Dataset rows for apps and sites

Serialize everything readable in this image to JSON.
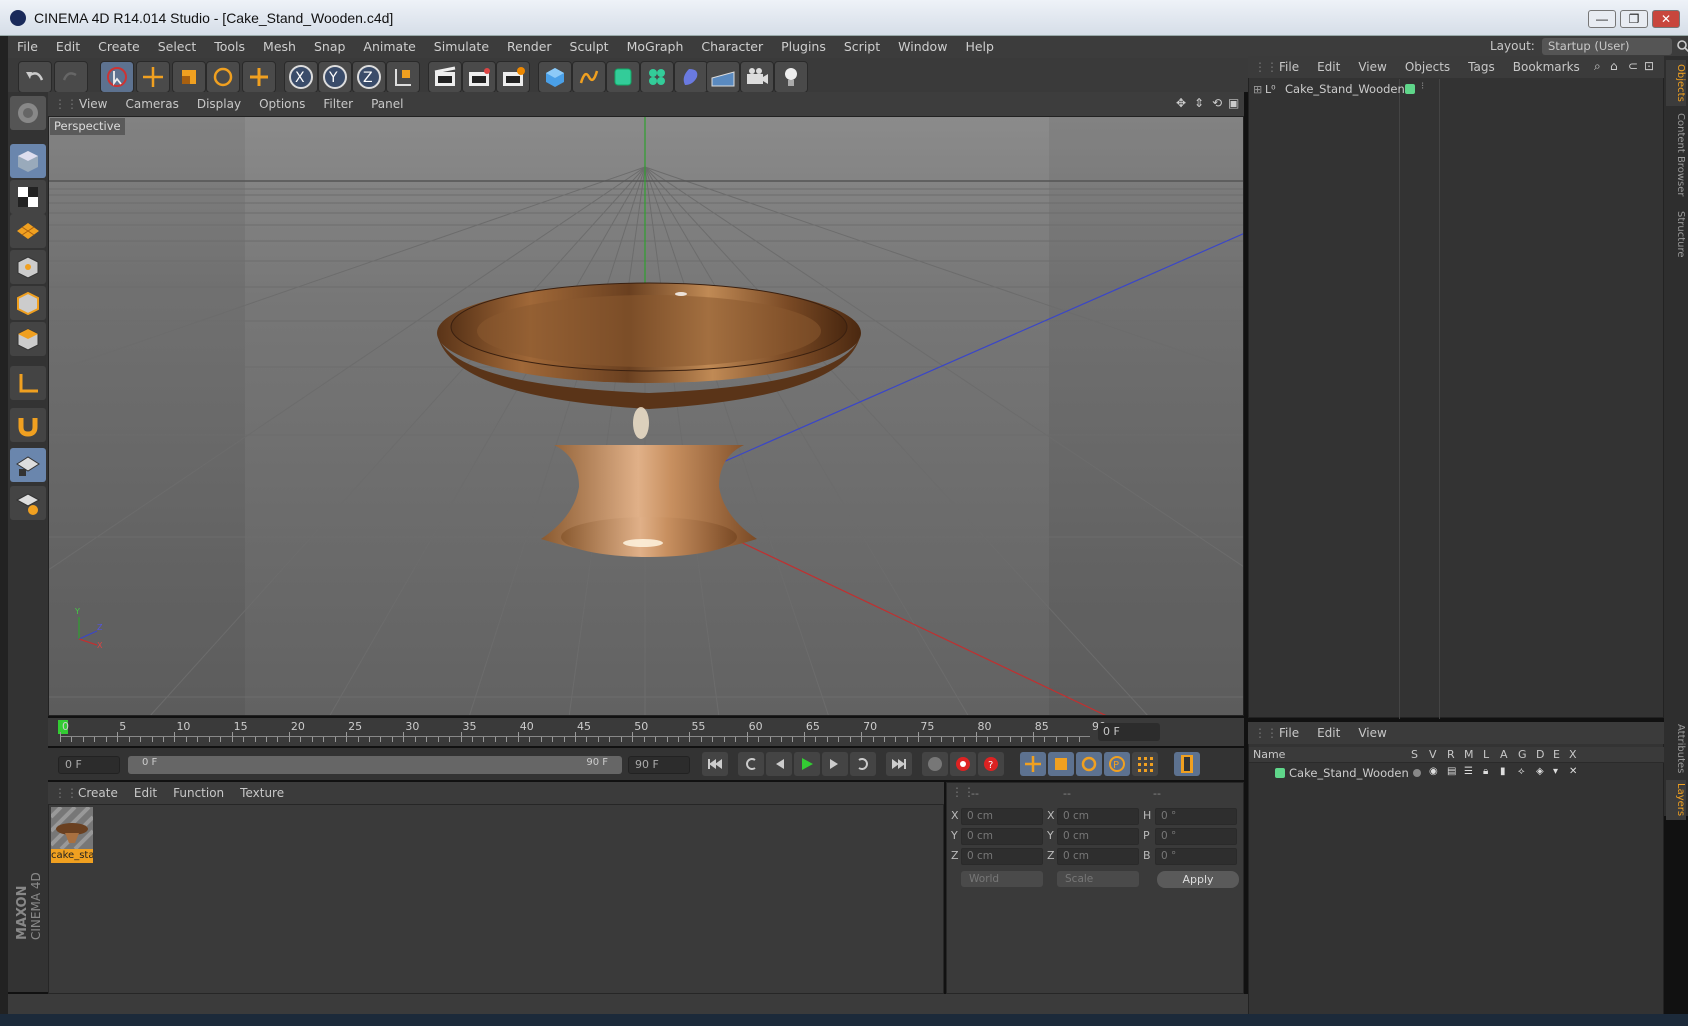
{
  "window": {
    "title": "CINEMA 4D R14.014 Studio - [Cake_Stand_Wooden.c4d]",
    "controls": [
      "—",
      "❐",
      "✕"
    ]
  },
  "menubar": {
    "items": [
      "File",
      "Edit",
      "Create",
      "Select",
      "Tools",
      "Mesh",
      "Snap",
      "Animate",
      "Simulate",
      "Render",
      "Sculpt",
      "MoGraph",
      "Character",
      "Plugins",
      "Script",
      "Window",
      "Help"
    ],
    "layout_label": "Layout:",
    "layout_value": "Startup (User)"
  },
  "viewport": {
    "menu": [
      "View",
      "Cameras",
      "Display",
      "Options",
      "Filter",
      "Panel"
    ],
    "label": "Perspective",
    "axis": {
      "x": "X",
      "y": "Y",
      "z": "Z"
    }
  },
  "timeline": {
    "ticks": [
      "0",
      "5",
      "10",
      "15",
      "20",
      "25",
      "30",
      "35",
      "40",
      "45",
      "50",
      "55",
      "60",
      "65",
      "70",
      "75",
      "80",
      "85",
      "90"
    ],
    "current_frame_field": "0 F",
    "start_field": "0 F",
    "range_start": "0 F",
    "range_end": "90 F",
    "end_field": "90 F"
  },
  "materials": {
    "menu": [
      "Create",
      "Edit",
      "Function",
      "Texture"
    ],
    "items": [
      {
        "label": "cake_sta"
      }
    ]
  },
  "coordinates": {
    "headers": [
      "--",
      "--",
      "--"
    ],
    "rows": [
      {
        "l1": "X",
        "v1": "0 cm",
        "l2": "X",
        "v2": "0 cm",
        "l3": "H",
        "v3": "0 °"
      },
      {
        "l1": "Y",
        "v1": "0 cm",
        "l2": "Y",
        "v2": "0 cm",
        "l3": "P",
        "v3": "0 °"
      },
      {
        "l1": "Z",
        "v1": "0 cm",
        "l2": "Z",
        "v2": "0 cm",
        "l3": "B",
        "v3": "0 °"
      }
    ],
    "mode": "World",
    "transform": "Scale",
    "apply": "Apply"
  },
  "objects": {
    "menu": [
      "File",
      "Edit",
      "View",
      "Objects",
      "Tags",
      "Bookmarks"
    ],
    "items": [
      {
        "name": "Cake_Stand_Wooden",
        "color": "#5fd68a"
      }
    ]
  },
  "layers": {
    "menu": [
      "File",
      "Edit",
      "View"
    ],
    "columns": [
      "Name",
      "S",
      "V",
      "R",
      "M",
      "L",
      "A",
      "G",
      "D",
      "E",
      "X"
    ],
    "items": [
      {
        "name": "Cake_Stand_Wooden",
        "color": "#5fd68a"
      }
    ]
  },
  "sidetabs": [
    "Objects",
    "Content Browser",
    "Structure",
    "Attributes",
    "Layers"
  ],
  "branding": {
    "maxon": "MAXON",
    "product": "CINEMA 4D"
  },
  "colors": {
    "accent": "#f0a020",
    "x_axis": "#c03030",
    "y_axis": "#30a030",
    "z_axis": "#3040c0"
  }
}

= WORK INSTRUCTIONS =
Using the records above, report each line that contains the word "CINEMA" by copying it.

= TASK RESPONSE =
    "title": "CINEMA 4D R14.014 Studio - [Cake_Stand_Wooden.c4d]",
    "product": "CINEMA 4D"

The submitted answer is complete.